India A’s new no.3, Devika Vaidya, too, didn’t last too long as she was brilliantly caught by Mandhana at extra cover. Vaidya ferociously drove a full length delivery from Patil in the air, in the direction of Mandhana. The India B skipper took a couple of steps before her propelling herself full length to her right to pull off a stunning catch.

 

 

At 29 for 2 at the end of the power play, once again, India A were swimming against the tide, and, once again, all eyes were on Harmanpreet Kaur. However, for the second game in a row, the skipper failed to get her team over the line, falling to an innocuous delivery from Pooja Vastrakar— tickled to the ‘keeper down the leg-side.

At the halfway mark India A were struggling at 50 for 3, needing 90 runs in 60 balls. It was India B’s game to lose.

Over the last few months, if one thing has stood out about Mandhana, it is the development of her captaincy. With an incredibly calm head, a wonderful game-awareness, tactical acumen and as a superb leader (of people, in general) she looked to have control over proceedings at every stage of the game. Constantly in the bowlers’ ear, giving them clear instructions, setting smart fields and making very smart changes, she never once let India A into the game.

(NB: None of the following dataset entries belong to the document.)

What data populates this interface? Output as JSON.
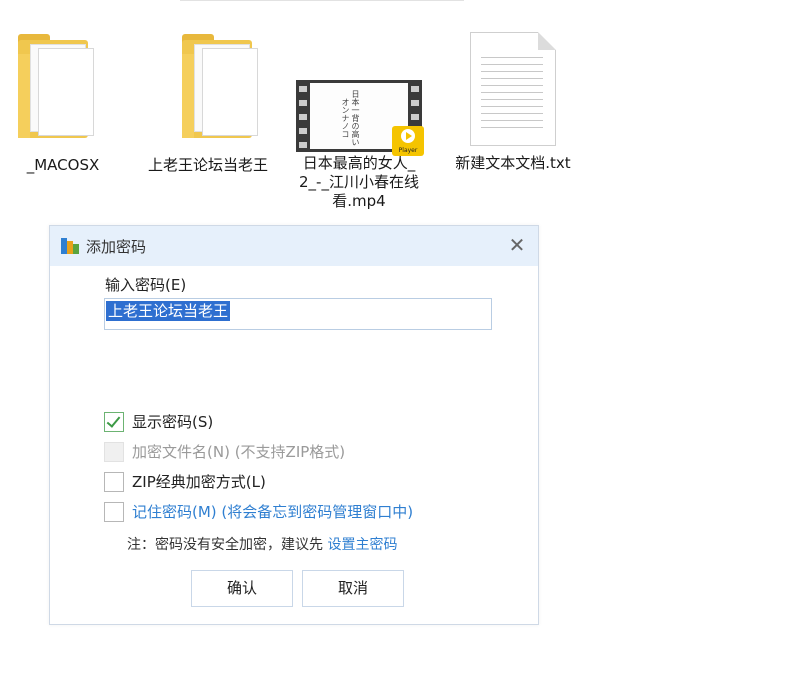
{
  "files": [
    {
      "label": "_MACOSX",
      "icon": "folder-icon"
    },
    {
      "label": "上老王论坛当老王",
      "icon": "folder-icon"
    },
    {
      "label": "日本最高的女人_2_-_江川小春在线看.mp4",
      "icon": "video-file-icon",
      "thumb_title": "日本一背の高いオンナノコ",
      "badge": "Player"
    },
    {
      "label": "新建文本文档.txt",
      "icon": "text-document-icon"
    }
  ],
  "dialog": {
    "title": "添加密码",
    "close_glyph": "✕",
    "input_label": "输入密码(E)",
    "password_value": "上老王论坛当老王",
    "options": {
      "show_password": {
        "label": "显示密码(S)",
        "checked": true
      },
      "encrypt_names": {
        "label": "加密文件名(N) (不支持ZIP格式)",
        "checked": false,
        "disabled": true
      },
      "zip_classic": {
        "label": "ZIP经典加密方式(L)",
        "checked": false
      },
      "remember": {
        "label": "记住密码(M) (将会备忘到密码管理窗口中)",
        "checked": false
      }
    },
    "note_prefix": "注：密码没有安全加密，建议先",
    "note_link": "设置主密码",
    "ok_label": "确认",
    "cancel_label": "取消"
  },
  "colors": {
    "accent": "#2f7fd1",
    "titlebar": "#e6f0fb",
    "folder": "#f0c74e",
    "selection": "#2e6fd0"
  }
}
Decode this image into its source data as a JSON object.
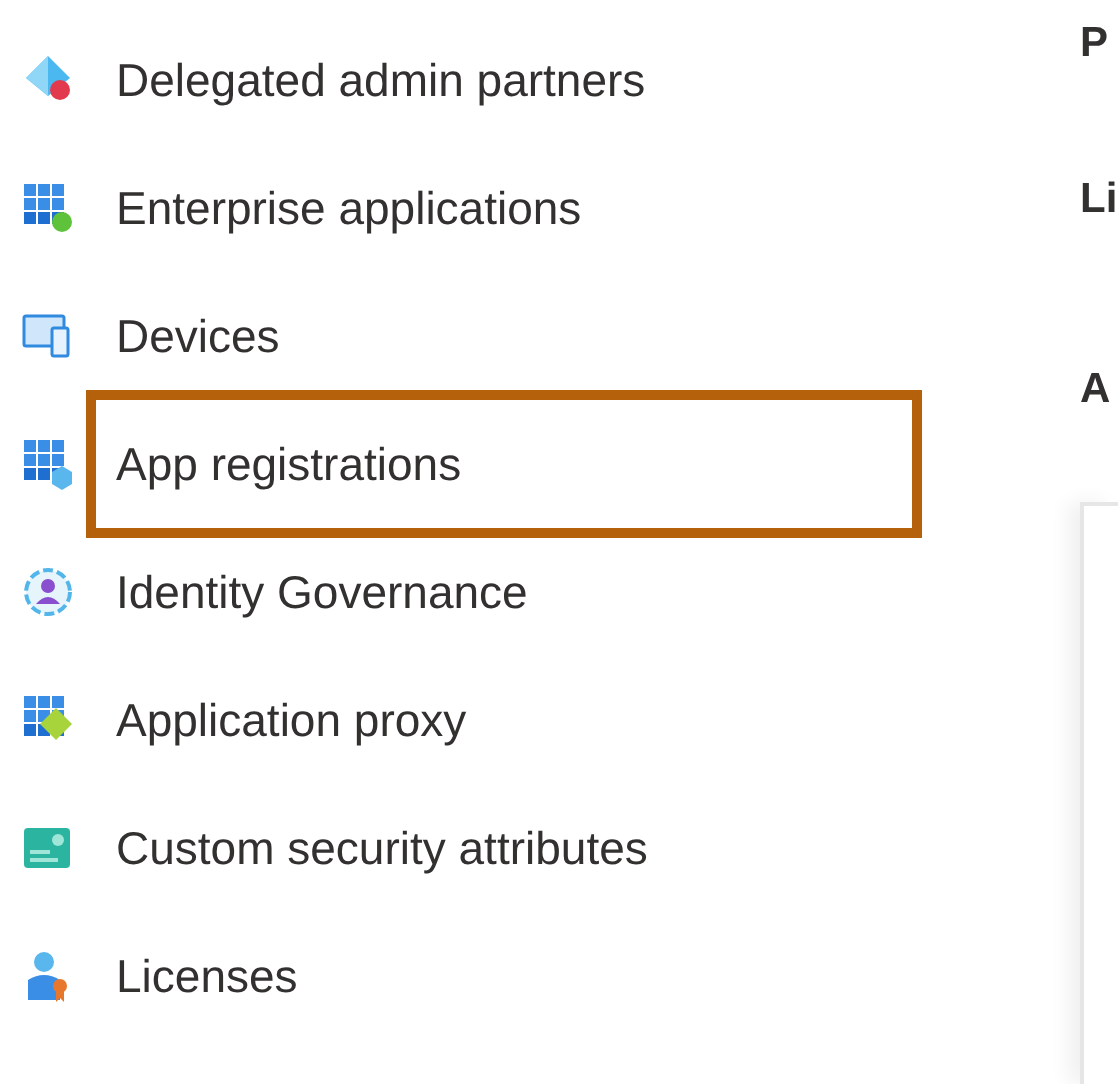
{
  "sidebar": {
    "items": [
      {
        "label": "Delegated admin partners",
        "kind": "diamond",
        "highlighted": false
      },
      {
        "label": "Enterprise applications",
        "kind": "grid-leaf",
        "highlighted": false
      },
      {
        "label": "Devices",
        "kind": "devices",
        "highlighted": false
      },
      {
        "label": "App registrations",
        "kind": "grid-cube",
        "highlighted": true
      },
      {
        "label": "Identity Governance",
        "kind": "person-ring",
        "highlighted": false
      },
      {
        "label": "Application proxy",
        "kind": "grid-gear",
        "highlighted": false
      },
      {
        "label": "Custom security attributes",
        "kind": "card",
        "highlighted": false
      },
      {
        "label": "Licenses",
        "kind": "person-badge",
        "highlighted": false
      }
    ]
  },
  "content": {
    "headings": [
      "P",
      "Li",
      "A"
    ]
  }
}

Following the dismissal of Kaur, India B squeezed, and squeezed, and squeezed, until India A’s middle-order choked. Sushree Dibyadarshini broke the back of the middle order, taking two wickets in two balls to completely knock India A off course.

Deepti Sharma played a lone hand in the middle-order, but the slow pace of her innings meant India A never challenged their opponents in the second half. Eventually, the team in red stuttered to a total of 104 for 7, 35 runs short of their target.

For India B, the off-spin duo of Dubyadarshini and Patil picked up two wickets each.

Brief Scores: India B 139/4 in 20 overs (Smriti Mandhana 34, Vanitha VR 30; Sneh Rana 2-26) beat India A 104/7 in 20 overs (Priya Punia 34, Deepti Sharma 33*; Sushree Dibyadarshini 2-18, Anuja Patil 2-19) by 35 runs.